This statement seems to be based on the false idea that the seniors are not being compensated for their work. His statement might be true if the government was just wiping out their tax liability without the taxpayer having to do anything, but that is not how the program is designed. The taxpayer must work off their liability, essentially paying off the liability in work performed. In exchange for wiping out the tax liability, the government is getting labor.

Assuming the work being performed is worth what the government is paying (the amount of tax they are wiping out), there is no loss to the local government. The municipality is not doing the seniors a favor: In exchange for wiping out $750 of tax liability they get $750 worth of labor. The worker does not have to pay income tax, and the local government is not liable for state unemployment taxes. The only loser in the deal is the state, who does not get to collect income or unemployment tax on the phantom wages, although the loss is small, much smaller even than the $15,000 figure quoted by Sanborn, which is just the amount of income that will go untaxed.

If you are not convinced that the property tax abatement is really income, consider the federal government’s position. The IRS rightly considers the property tax abatement to be income for income tax purposes (except for volunteer emergency respenders) plus the workers owe payroll taxA payroll tax is a tax paid on the wages and salaries of employees to finance social insurance programs like Social Security, Medicare, and unemployment insurance. Payroll taxes are social insurance taxes that comprise 24.8 percent of combined federal, state, and local government revenue, the second largest source of that combined tax revenue. es (Medicare, unemployment, etc.) on the amount. And since the IRS also considers the seniors employees of the local government, the locality also owes its half of the payroll taxes. Many of these seniors will be low income and may end up with no income tax liability even when the income is included in the calculation, but they will always owe payroll taxes. And if the local government tries to give the workers another break and pay the worker’s federal payroll tax liability for them, that benefit is also considered income and is subject to the federal income tax.

So the program does provide a tax benefit to participating seniors, but only to the extent that the income earned would have been subject to the state income tax and unemployment taxes in the absence of the work-off program. The tax savings for the individual would depend on whether they have any other income, their filing status, their deductions and exemptions, etc. But assuming the whole $750 maximum benefit would be taxed at the maximum income tax rate of 8.5%, the maximum income tax savings for the senior would be $64. Assuming the local government pays the 1.8% state unemployment tax rate (the rate for new businesses), they would save $14. For the 20 people involved in the program the maximum total cost to the state government in uncollected revenue is roughly $1560.

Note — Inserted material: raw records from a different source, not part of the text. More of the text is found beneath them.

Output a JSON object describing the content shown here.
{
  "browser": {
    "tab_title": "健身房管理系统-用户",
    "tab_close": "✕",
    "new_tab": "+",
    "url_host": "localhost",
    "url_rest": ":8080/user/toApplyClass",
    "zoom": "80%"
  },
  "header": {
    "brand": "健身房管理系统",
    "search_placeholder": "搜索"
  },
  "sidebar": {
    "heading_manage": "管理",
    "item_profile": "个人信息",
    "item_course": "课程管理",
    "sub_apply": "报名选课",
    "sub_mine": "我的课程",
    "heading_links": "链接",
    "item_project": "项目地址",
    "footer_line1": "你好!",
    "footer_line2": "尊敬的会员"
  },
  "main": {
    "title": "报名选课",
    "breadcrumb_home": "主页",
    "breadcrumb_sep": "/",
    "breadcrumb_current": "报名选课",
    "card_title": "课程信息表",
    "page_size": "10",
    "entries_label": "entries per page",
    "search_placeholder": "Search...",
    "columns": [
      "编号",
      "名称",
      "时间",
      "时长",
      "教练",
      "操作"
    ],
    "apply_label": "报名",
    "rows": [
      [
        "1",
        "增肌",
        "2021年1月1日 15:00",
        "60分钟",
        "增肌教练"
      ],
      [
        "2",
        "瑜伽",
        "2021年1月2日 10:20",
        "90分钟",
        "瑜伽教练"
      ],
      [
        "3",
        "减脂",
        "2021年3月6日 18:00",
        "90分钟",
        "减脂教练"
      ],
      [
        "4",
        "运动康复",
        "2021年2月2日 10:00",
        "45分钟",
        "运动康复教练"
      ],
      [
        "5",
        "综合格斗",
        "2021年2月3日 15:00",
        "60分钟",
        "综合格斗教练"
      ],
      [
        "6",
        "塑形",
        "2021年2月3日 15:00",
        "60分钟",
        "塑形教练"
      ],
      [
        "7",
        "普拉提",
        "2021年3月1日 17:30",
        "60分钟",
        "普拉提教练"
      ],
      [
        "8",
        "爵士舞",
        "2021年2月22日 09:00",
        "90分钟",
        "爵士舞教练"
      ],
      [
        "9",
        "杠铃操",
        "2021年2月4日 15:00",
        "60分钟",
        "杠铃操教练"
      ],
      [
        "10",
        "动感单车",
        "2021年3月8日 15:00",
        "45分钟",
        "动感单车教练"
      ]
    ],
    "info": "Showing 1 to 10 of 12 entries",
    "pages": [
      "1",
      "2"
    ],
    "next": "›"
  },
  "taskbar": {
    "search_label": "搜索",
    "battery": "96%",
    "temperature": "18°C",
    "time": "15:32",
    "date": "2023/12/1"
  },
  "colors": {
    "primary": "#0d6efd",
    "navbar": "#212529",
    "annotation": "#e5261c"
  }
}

Is this sound tax policy? No. Essentially the state government is subsidizing the property taxes of seniors in Saco by making it cheaper to pay their tax bill. The rest of the taxpayers in Maine must pick up the (admittedly miniscule) tab by paying more in taxes or accepting cuts in state spending. We favor broader bases and lower rates, meaning that when possible all income should be taxable, even income earned by senior citizens, so that the tax rate can be as low as possible to minimize economic distortions. While we stand by these principles, the actual impact on state revenues and other taxpayers from this policy is probably not significant enough to warrant a blog post even half as lengthy.